The power of a familiar figure weeping before us, as we’ve learned from Oprah, can’t be underestimated. It was difficult to tell at times, though, whether Deen was crying for herself, for those she may have hurt – or for both. She spent much of the interview playing a combination of offense and defense, insisting she’s no racist and decrying the “lies” against her.
Deen described spewing the slur “a world ago” after a black man put a gun to her head during a bank robbery in the 1980s. But she denied other uses and didn’t directly address her alleged plans for a “Southern plantation-style wedding.”
She tried to turn the conversation to young people’s “distressing” use of the N-word. That echoes the defense of many of her supporters, but comes across to some critics as a false equivalency.
Getting a handle on how the interview might help or hurt Deen, who lost her Food Network show because of the controversy, is as slippery as the butter that's the star of her culinary repertoire. For a woman who parlayed a simple approach to cooking into a fortune, she’s put herself in a mess that reflects the complicated racial history of a country now split between those she’s offended and those who defend her.
Paula Deen is what she is – which is open, as we’ve seen in recent days, to vast interpretation. Whether she changed any minds during her 13 1/2 minutes with Lauer remains to be seen. Still, she’s now likely to be as defined by those 13 1/2 minutes as by that ugly word she admitted to using at least once three decades ago. Check out the interview below:
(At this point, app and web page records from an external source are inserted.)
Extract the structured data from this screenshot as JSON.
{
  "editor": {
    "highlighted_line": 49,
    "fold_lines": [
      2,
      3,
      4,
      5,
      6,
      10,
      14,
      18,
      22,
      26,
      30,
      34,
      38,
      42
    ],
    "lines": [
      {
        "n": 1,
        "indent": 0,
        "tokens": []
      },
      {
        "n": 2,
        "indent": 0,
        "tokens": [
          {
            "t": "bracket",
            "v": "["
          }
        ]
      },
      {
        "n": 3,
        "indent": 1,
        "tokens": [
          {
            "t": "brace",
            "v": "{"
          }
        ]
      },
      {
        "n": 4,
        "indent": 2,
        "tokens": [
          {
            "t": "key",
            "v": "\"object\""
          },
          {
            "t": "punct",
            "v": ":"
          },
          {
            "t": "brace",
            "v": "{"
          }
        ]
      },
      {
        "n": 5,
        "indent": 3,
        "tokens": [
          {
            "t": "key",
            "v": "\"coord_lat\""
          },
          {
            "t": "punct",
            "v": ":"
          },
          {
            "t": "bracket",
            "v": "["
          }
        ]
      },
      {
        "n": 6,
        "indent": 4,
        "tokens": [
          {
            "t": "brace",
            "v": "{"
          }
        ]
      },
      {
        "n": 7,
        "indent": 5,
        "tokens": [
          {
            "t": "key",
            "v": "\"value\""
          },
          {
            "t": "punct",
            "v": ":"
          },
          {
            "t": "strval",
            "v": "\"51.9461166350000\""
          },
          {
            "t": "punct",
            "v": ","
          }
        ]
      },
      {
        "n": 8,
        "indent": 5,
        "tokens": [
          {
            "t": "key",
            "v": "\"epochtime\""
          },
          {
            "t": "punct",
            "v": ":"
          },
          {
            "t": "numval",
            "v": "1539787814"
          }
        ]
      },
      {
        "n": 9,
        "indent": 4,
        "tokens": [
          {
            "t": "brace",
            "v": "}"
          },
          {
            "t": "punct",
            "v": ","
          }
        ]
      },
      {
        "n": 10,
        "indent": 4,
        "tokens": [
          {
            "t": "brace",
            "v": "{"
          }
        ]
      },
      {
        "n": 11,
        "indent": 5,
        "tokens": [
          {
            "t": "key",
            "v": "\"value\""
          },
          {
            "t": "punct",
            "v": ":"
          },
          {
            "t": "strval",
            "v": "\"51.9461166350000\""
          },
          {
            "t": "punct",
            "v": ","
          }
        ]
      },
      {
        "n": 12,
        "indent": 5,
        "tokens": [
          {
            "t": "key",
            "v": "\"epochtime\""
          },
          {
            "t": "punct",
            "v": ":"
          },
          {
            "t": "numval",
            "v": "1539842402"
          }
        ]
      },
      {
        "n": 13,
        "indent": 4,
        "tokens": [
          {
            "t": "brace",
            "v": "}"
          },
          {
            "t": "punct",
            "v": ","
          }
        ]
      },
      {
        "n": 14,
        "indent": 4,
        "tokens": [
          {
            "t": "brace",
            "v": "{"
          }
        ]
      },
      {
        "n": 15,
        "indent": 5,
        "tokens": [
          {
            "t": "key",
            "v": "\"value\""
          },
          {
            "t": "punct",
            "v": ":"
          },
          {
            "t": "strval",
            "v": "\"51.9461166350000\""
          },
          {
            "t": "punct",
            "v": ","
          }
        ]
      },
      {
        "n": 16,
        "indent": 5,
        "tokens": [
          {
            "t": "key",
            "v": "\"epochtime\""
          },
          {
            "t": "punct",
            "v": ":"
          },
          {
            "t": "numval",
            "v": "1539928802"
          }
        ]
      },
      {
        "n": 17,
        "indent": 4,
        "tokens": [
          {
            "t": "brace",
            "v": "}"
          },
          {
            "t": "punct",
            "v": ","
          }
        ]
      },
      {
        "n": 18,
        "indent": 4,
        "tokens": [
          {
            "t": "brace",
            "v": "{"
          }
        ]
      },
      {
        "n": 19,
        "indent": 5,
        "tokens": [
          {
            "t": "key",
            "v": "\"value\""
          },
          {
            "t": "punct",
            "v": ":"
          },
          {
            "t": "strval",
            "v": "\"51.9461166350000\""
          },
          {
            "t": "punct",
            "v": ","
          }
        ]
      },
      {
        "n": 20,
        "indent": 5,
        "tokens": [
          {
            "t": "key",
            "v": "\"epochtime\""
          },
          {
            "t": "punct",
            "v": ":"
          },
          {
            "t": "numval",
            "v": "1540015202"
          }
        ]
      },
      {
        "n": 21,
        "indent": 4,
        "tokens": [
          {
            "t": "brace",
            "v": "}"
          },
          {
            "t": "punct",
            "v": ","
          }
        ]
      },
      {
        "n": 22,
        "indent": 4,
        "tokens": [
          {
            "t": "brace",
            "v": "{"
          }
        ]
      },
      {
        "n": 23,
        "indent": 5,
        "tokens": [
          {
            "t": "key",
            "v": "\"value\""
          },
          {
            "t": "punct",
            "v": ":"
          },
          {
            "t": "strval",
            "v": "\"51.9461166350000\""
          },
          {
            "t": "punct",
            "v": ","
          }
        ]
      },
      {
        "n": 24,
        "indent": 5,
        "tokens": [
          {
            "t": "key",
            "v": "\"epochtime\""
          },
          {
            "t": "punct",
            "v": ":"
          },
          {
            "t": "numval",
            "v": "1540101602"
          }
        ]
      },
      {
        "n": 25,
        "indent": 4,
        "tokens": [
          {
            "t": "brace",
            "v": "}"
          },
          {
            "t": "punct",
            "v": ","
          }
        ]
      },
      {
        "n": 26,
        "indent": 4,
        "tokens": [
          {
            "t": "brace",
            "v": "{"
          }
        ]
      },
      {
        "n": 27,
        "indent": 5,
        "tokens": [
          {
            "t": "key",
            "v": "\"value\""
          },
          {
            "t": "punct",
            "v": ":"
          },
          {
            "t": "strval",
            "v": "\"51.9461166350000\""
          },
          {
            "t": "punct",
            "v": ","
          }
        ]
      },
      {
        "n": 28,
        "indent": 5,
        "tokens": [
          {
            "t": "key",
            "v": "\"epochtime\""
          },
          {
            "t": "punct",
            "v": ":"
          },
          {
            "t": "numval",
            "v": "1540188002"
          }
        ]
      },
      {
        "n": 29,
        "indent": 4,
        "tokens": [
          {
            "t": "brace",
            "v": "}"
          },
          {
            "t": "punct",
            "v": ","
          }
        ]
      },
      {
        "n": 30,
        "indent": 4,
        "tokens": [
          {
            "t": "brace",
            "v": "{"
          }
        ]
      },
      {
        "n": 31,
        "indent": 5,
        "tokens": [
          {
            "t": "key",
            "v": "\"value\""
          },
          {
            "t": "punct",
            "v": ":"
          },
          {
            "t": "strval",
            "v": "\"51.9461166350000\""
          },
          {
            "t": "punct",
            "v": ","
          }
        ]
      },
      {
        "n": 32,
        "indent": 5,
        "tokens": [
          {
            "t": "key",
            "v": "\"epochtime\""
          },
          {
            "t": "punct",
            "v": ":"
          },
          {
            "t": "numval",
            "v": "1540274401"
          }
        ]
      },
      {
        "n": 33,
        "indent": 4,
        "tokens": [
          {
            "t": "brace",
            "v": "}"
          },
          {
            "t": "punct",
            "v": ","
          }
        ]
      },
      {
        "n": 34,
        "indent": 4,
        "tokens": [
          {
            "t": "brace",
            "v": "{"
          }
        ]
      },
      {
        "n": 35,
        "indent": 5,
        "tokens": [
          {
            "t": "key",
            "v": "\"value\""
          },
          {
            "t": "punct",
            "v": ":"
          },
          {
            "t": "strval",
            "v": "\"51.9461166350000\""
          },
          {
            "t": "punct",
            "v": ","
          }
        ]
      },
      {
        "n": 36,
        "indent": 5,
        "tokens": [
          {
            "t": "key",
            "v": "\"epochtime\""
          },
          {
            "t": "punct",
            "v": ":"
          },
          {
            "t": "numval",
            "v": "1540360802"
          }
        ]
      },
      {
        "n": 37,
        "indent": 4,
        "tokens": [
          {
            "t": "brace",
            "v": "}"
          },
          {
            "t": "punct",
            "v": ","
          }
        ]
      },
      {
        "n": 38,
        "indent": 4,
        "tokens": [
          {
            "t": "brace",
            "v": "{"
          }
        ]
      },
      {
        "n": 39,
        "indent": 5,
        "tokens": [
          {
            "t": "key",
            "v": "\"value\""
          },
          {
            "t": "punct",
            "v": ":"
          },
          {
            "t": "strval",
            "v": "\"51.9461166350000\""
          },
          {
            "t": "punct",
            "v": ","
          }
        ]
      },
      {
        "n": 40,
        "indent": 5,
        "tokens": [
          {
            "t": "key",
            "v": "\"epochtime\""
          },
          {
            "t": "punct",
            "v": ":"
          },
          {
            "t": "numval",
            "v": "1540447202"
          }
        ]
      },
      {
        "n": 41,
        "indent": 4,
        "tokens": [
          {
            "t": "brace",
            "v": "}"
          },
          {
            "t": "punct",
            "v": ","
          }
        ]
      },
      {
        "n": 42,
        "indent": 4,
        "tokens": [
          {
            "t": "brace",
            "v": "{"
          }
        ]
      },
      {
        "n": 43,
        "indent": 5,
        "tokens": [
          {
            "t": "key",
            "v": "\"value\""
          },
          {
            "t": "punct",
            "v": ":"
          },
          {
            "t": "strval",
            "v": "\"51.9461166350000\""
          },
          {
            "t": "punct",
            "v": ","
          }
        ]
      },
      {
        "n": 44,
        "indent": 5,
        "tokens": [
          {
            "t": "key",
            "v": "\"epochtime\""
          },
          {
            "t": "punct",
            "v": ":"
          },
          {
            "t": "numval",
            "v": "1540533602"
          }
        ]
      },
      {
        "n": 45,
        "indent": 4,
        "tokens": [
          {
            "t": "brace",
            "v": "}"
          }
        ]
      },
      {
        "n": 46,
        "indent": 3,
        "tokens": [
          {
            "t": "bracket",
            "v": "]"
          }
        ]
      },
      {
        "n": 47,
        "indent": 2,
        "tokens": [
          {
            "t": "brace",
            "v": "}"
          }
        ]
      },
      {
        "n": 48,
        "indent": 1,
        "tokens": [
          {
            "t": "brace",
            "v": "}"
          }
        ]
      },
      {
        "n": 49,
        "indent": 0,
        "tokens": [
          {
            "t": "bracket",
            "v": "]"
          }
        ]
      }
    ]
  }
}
Hester is founding director of the award-winning, multi-media NYCity News Service at the City University of New York Graduate School of Journalism. He is the former City Editor of the New York Daily News, where he started as a reporter in 1992. Follow him on Twitter.